by Greta Yeoman

Draft solutions for the future of South Canterbury’s rivers are expected to be announced in late September, an Environment Canterbury spokesman says.

Orari-Temuka-Opihi-Pareora (Otop) zone water management committee chairman John Talbot said although the group was “still in the process” of formalising a collection of draft solutions, the ideas would be available for consultation in a couple of months.

Otop is analysing solutions for the Pareora, Opihi and Orari Rivers, looking at the water quality, what is leaching into the water from the soil and the amount of water being extracted from the rivers.

While the Otop catchment was one of 10 across Canterbury and other zones were further ahead in the process, ECan could not adapt one plan for the wider Canterbury area because of the differences in each catchment, Mr Talbot said.

For instance, the Otop zone had three hill-fed rivers, unlike other areas that had just one main river.

The catchment solutions were still undecided but would likely involve farmers altering their farming practices, especially in winter, to reduce the leaching of nitrates into the soil and then into the groundwater, he said.

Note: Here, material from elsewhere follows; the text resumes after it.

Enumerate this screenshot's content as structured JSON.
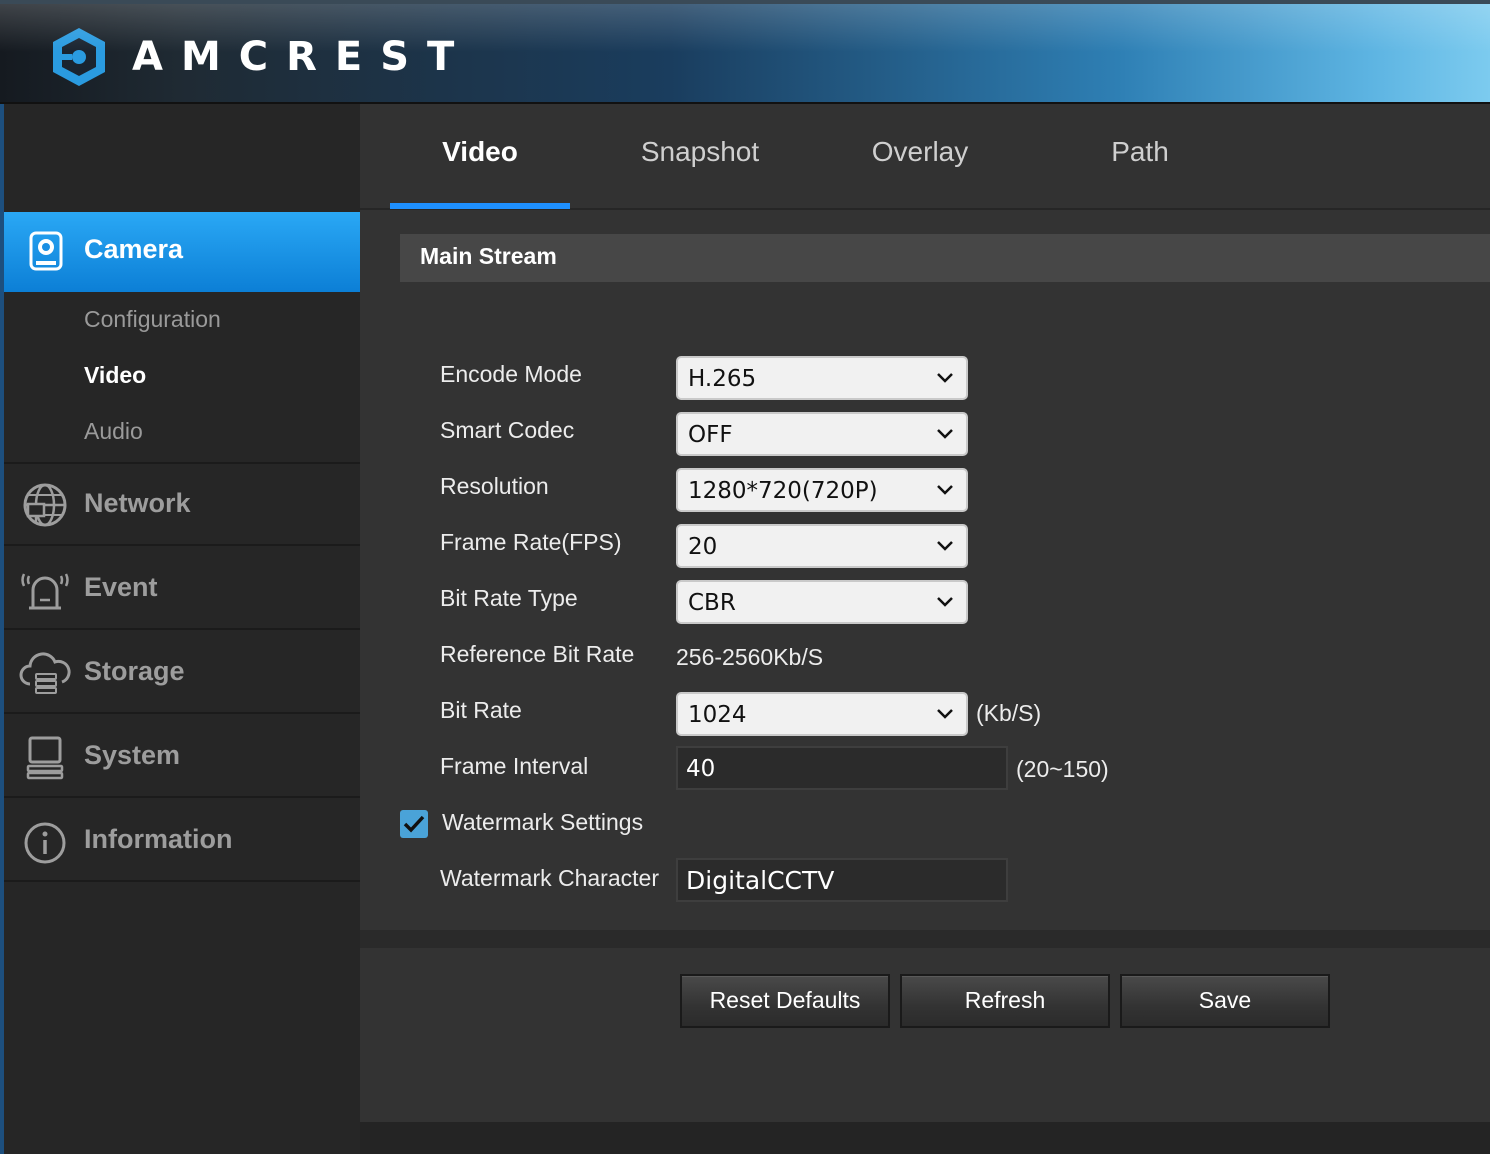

Water extraction was also being analysed, including looking at storage practices so farmers would extract water when the river flow was at a higher level, so it did not affect the rivers as much when the flow was lower, he said.

The process had begun last year after a lot of data collection around the region, as water had “been an issue in Canterbury” for a long time.

Mr Talbot said discussion during meetings among the various groups had been “very civil so far”.

He encouraged South Canterbury residents to be looking out for the draft solutions for consultation, as even those without direct connection to the waterways, such as town residents, would be affected by the plan.

“The waterways have always been a recreation resource – [for] fishing and swimming.”